TASK INSTRUCTIONS => Scanning the entries below, copy every line that contains the word "name".
+ + + +
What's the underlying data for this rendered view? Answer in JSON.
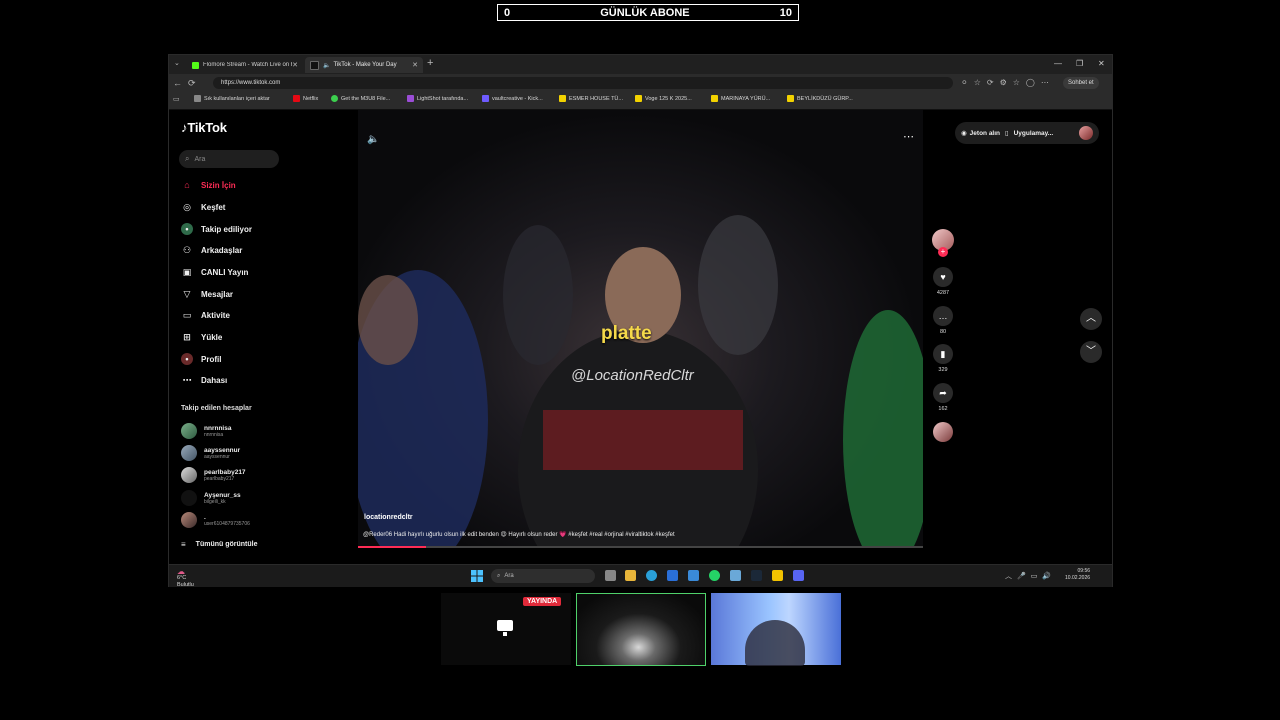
{
  "counter": {
    "left": "0",
    "title": "GÜNLÜK ABONE",
    "right": "10"
  },
  "browser": {
    "tabs": [
      {
        "label": "Flomore Stream - Watch Live on F",
        "color": "#53fc18"
      },
      {
        "label": "TikTok - Make Your Day",
        "color": "#ffffff"
      }
    ],
    "url": "https://www.tiktok.com",
    "copilot_label": "Sohbet et",
    "bookmarks": [
      {
        "label": "Sık kullanılanları içeri aktar",
        "color": "#888888"
      },
      {
        "label": "Netflix",
        "color": "#e50914"
      },
      {
        "label": "Get the M3U8 File...",
        "color": "#3ccf4e"
      },
      {
        "label": "LightShot tarafında...",
        "color": "#9b4dd6"
      },
      {
        "label": "vaultcreative - Kick...",
        "color": "#6e5bff"
      },
      {
        "label": "ESMER HOUSE TÜ...",
        "color": "#f2d200"
      },
      {
        "label": "Voge 125 K 2025...",
        "color": "#f2d200"
      },
      {
        "label": "MARINAYA YÜRÜ...",
        "color": "#f2d200"
      },
      {
        "label": "BEYLİKDÜZÜ GÜRP...",
        "color": "#f2d200"
      }
    ]
  },
  "tiktok": {
    "logo": "TikTok",
    "search_placeholder": "Ara",
    "nav": [
      {
        "label": "Sizin İçin",
        "icon": "home-icon"
      },
      {
        "label": "Keşfet",
        "icon": "compass-icon"
      },
      {
        "label": "Takip ediliyor",
        "icon": "following-icon"
      },
      {
        "label": "Arkadaşlar",
        "icon": "friends-icon"
      },
      {
        "label": "CANLI Yayın",
        "icon": "live-icon"
      },
      {
        "label": "Mesajlar",
        "icon": "messages-icon"
      },
      {
        "label": "Aktivite",
        "icon": "activity-icon"
      },
      {
        "label": "Yükle",
        "icon": "upload-icon"
      },
      {
        "label": "Profil",
        "icon": "profile-icon"
      },
      {
        "label": "Dahası",
        "icon": "more-icon"
      }
    ],
    "following_title": "Takip edilen hesaplar",
    "following": [
      {
        "name": "nnrnnisa",
        "handle": "nnrnnisa"
      },
      {
        "name": "aayssennur",
        "handle": "aayssennur"
      },
      {
        "name": "pearlbaby217",
        "handle": "pearlbaby217"
      },
      {
        "name": "Ayşenur_ss",
        "handle": "bilgeili_kk"
      },
      {
        "name": ".",
        "handle": "user6104879735706"
      }
    ],
    "see_all": "Tümünü görüntüle",
    "video": {
      "overlay_brand": "platte",
      "overlay_tag": "@LocationRedCltr",
      "author": "locationredcltr",
      "caption": "@Reder06 Hadi hayırlı uğurlu olsun ilk edit benden 😍 Hayırlı olsun reder 💗 #keşfet #real #orjinal #viraltiktok #keşfet",
      "progress_percent": 12
    },
    "actions": {
      "likes": "4287",
      "comments": "80",
      "saves": "329",
      "shares": "162"
    },
    "top_right": {
      "coins": "Jeton alın",
      "app": "Uygulamay..."
    }
  },
  "taskbar": {
    "weather_temp": "6°C",
    "weather_desc": "Bulutlu",
    "search_placeholder": "Ara",
    "time": "09:56",
    "date": "10.02.2026"
  },
  "cams": {
    "live_badge": "YAYINDA"
  }
}
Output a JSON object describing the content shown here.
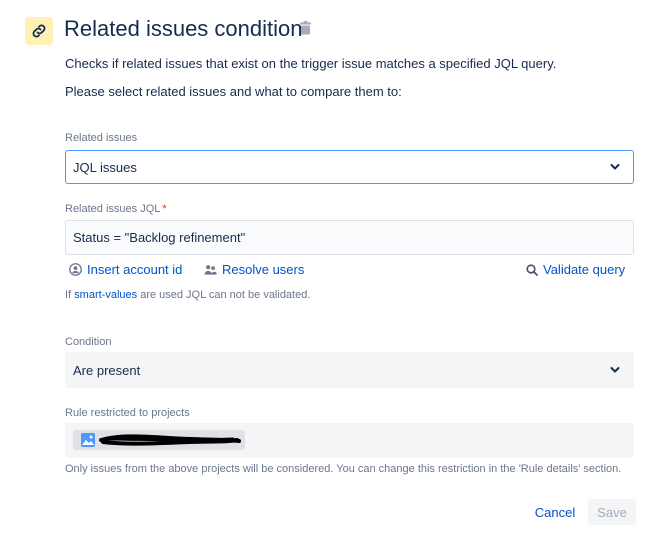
{
  "header": {
    "title": "Related issues condition",
    "icon": "link-icon",
    "trash_icon": "trash-icon"
  },
  "description": {
    "line1": "Checks if related issues that exist on the trigger issue matches a specified JQL query.",
    "line2": "Please select related issues and what to compare them to:"
  },
  "related_issues": {
    "label": "Related issues",
    "value": "JQL issues"
  },
  "jql": {
    "label": "Related issues JQL",
    "required_mark": "*",
    "value": "Status = \"Backlog refinement\""
  },
  "jql_actions": {
    "insert_account": "Insert account id",
    "resolve_users": "Resolve users",
    "validate_query": "Validate query"
  },
  "smart_values_note": {
    "prefix": "If ",
    "link": "smart-values",
    "suffix": " are used JQL can not be validated."
  },
  "condition": {
    "label": "Condition",
    "value": "Are present"
  },
  "restriction": {
    "label": "Rule restricted to projects",
    "note": "Only issues from the above projects will be considered. You can change this restriction in the 'Rule details' section."
  },
  "footer": {
    "cancel_label": "Cancel",
    "save_label": "Save"
  },
  "colors": {
    "accent": "#0052CC",
    "focus_border": "#4C9AFF",
    "icon_bg": "#FFF0B3",
    "required": "#DE350B"
  }
}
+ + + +
EXERCISE SOLUTION =>
        "name": "nnrnnisa",
        "name": "aayssennur",
        "name": "pearlbaby217",
        "name": "Ayşenur_ss",
        "name": ".",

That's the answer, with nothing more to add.